◆ Instructions for the task ◆
Set down the data below exactly; pictures stay out.

Saved entries:
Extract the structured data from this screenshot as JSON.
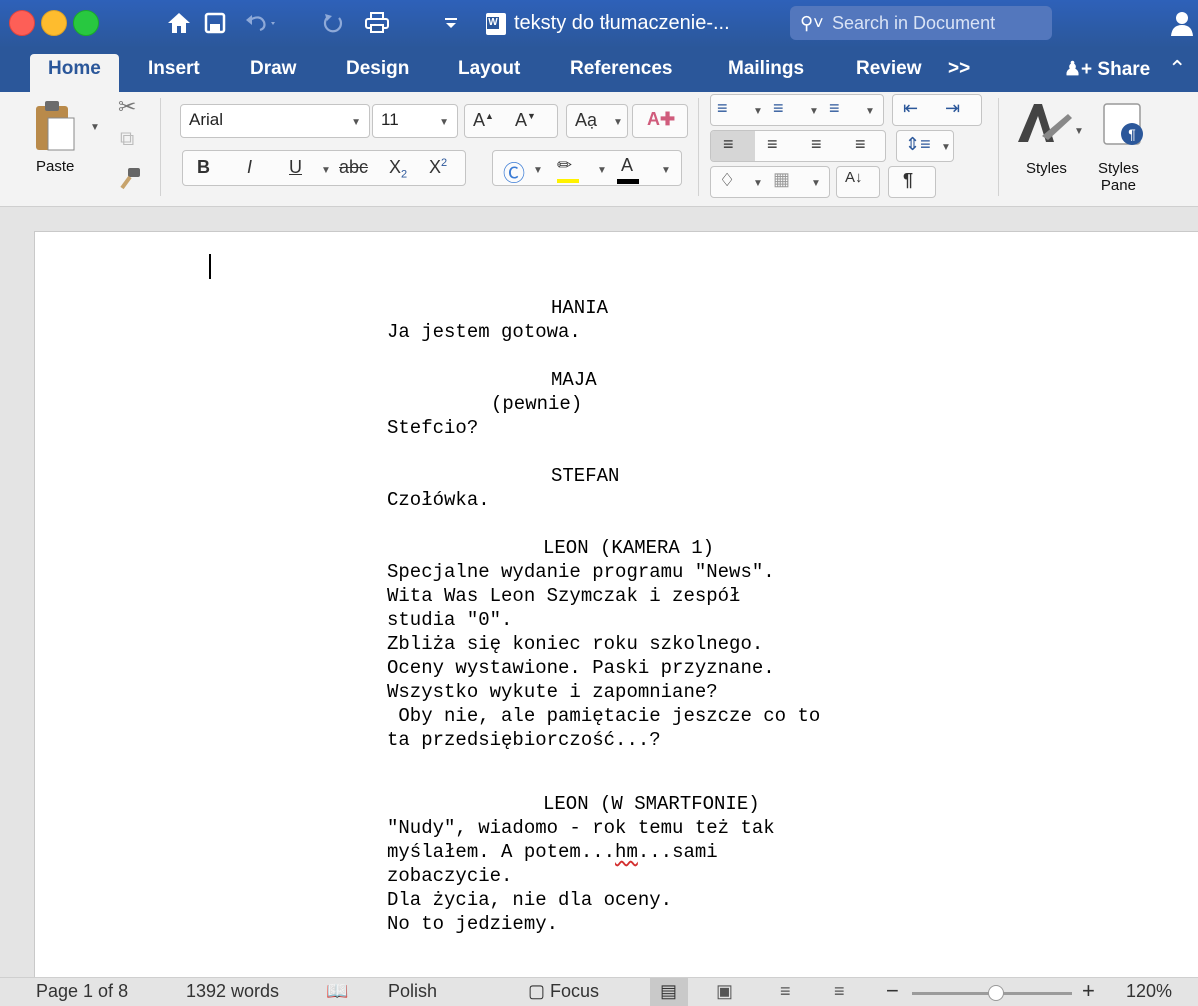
{
  "titlebar": {
    "document_title": "teksty do tłumaczenie-...",
    "search_placeholder": "Search in Document"
  },
  "tabs": [
    {
      "label": "Home",
      "active": true
    },
    {
      "label": "Insert"
    },
    {
      "label": "Draw"
    },
    {
      "label": "Design"
    },
    {
      "label": "Layout"
    },
    {
      "label": "References"
    },
    {
      "label": "Mailings"
    },
    {
      "label": "Review"
    },
    {
      "label": ">>"
    }
  ],
  "share_label": "Share",
  "ribbon": {
    "paste_label": "Paste",
    "font_name": "Arial",
    "font_size": "11",
    "bold": "B",
    "italic": "I",
    "underline": "U",
    "strike": "abc",
    "styles_label": "Styles",
    "styles_pane_label_1": "Styles",
    "styles_pane_label_2": "Pane"
  },
  "document": {
    "lines": [
      {
        "text": "HANIA"
      },
      {
        "text": "Ja jestem gotowa."
      },
      {
        "text": "MAJA"
      },
      {
        "text": "(pewnie)"
      },
      {
        "text": "Stefcio?"
      },
      {
        "text": "STEFAN"
      },
      {
        "text": "Czołówka."
      },
      {
        "text": "LEON (KAMERA 1)"
      },
      {
        "text": "Specjalne wydanie programu \"News\"."
      },
      {
        "text": "Wita Was Leon Szymczak i zespół"
      },
      {
        "text": "studia \"0\"."
      },
      {
        "text": "Zbliża się koniec roku szkolnego."
      },
      {
        "text": "Oceny wystawione. Paski przyznane."
      },
      {
        "text": "Wszystko wykute i zapomniane?"
      },
      {
        "text": " Oby nie, ale pamiętacie jeszcze co to"
      },
      {
        "text": "ta przedsiębiorczość...?"
      },
      {
        "text": "LEON (W SMARTFONIE)"
      },
      {
        "text": "\"Nudy\", wiadomo - rok temu też tak"
      },
      {
        "text_a": "myślałem. A potem...",
        "text_b": "hm",
        "text_c": "...sami"
      },
      {
        "text": "zobaczycie."
      },
      {
        "text": "Dla życia, nie dla oceny."
      },
      {
        "text": "No to jedziemy."
      }
    ]
  },
  "statusbar": {
    "page": "Page 1 of 8",
    "words": "1392 words",
    "language": "Polish",
    "focus": "Focus",
    "zoom_percent": "120%",
    "zoom_level": 1.2
  }
}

◆ Answer space ◆
Extract the structured data from this screenshot as JSON.
{
  "titlebar": {
    "document_title": "teksty do tłumaczenie-...",
    "search_placeholder": "Search in Document"
  },
  "tabs": [
    {
      "label": "Home",
      "active": true
    },
    {
      "label": "Insert"
    },
    {
      "label": "Draw"
    },
    {
      "label": "Design"
    },
    {
      "label": "Layout"
    },
    {
      "label": "References"
    },
    {
      "label": "Mailings"
    },
    {
      "label": "Review"
    },
    {
      "label": ">>"
    }
  ],
  "share_label": "Share",
  "ribbon": {
    "paste_label": "Paste",
    "font_name": "Arial",
    "font_size": "11",
    "bold": "B",
    "italic": "I",
    "underline": "U",
    "strike": "abc",
    "styles_label": "Styles",
    "styles_pane_label_1": "Styles",
    "styles_pane_label_2": "Pane"
  },
  "document": {
    "lines": [
      {
        "text": "HANIA"
      },
      {
        "text": "Ja jestem gotowa."
      },
      {
        "text": "MAJA"
      },
      {
        "text": "(pewnie)"
      },
      {
        "text": "Stefcio?"
      },
      {
        "text": "STEFAN"
      },
      {
        "text": "Czołówka."
      },
      {
        "text": "LEON (KAMERA 1)"
      },
      {
        "text": "Specjalne wydanie programu \"News\"."
      },
      {
        "text": "Wita Was Leon Szymczak i zespół"
      },
      {
        "text": "studia \"0\"."
      },
      {
        "text": "Zbliża się koniec roku szkolnego."
      },
      {
        "text": "Oceny wystawione. Paski przyznane."
      },
      {
        "text": "Wszystko wykute i zapomniane?"
      },
      {
        "text": " Oby nie, ale pamiętacie jeszcze co to"
      },
      {
        "text": "ta przedsiębiorczość...?"
      },
      {
        "text": "LEON (W SMARTFONIE)"
      },
      {
        "text": "\"Nudy\", wiadomo - rok temu też tak"
      },
      {
        "text_a": "myślałem. A potem...",
        "text_b": "hm",
        "text_c": "...sami"
      },
      {
        "text": "zobaczycie."
      },
      {
        "text": "Dla życia, nie dla oceny."
      },
      {
        "text": "No to jedziemy."
      }
    ]
  },
  "statusbar": {
    "page": "Page 1 of 8",
    "words": "1392 words",
    "language": "Polish",
    "focus": "Focus",
    "zoom_percent": "120%",
    "zoom_level": 1.2
  }
}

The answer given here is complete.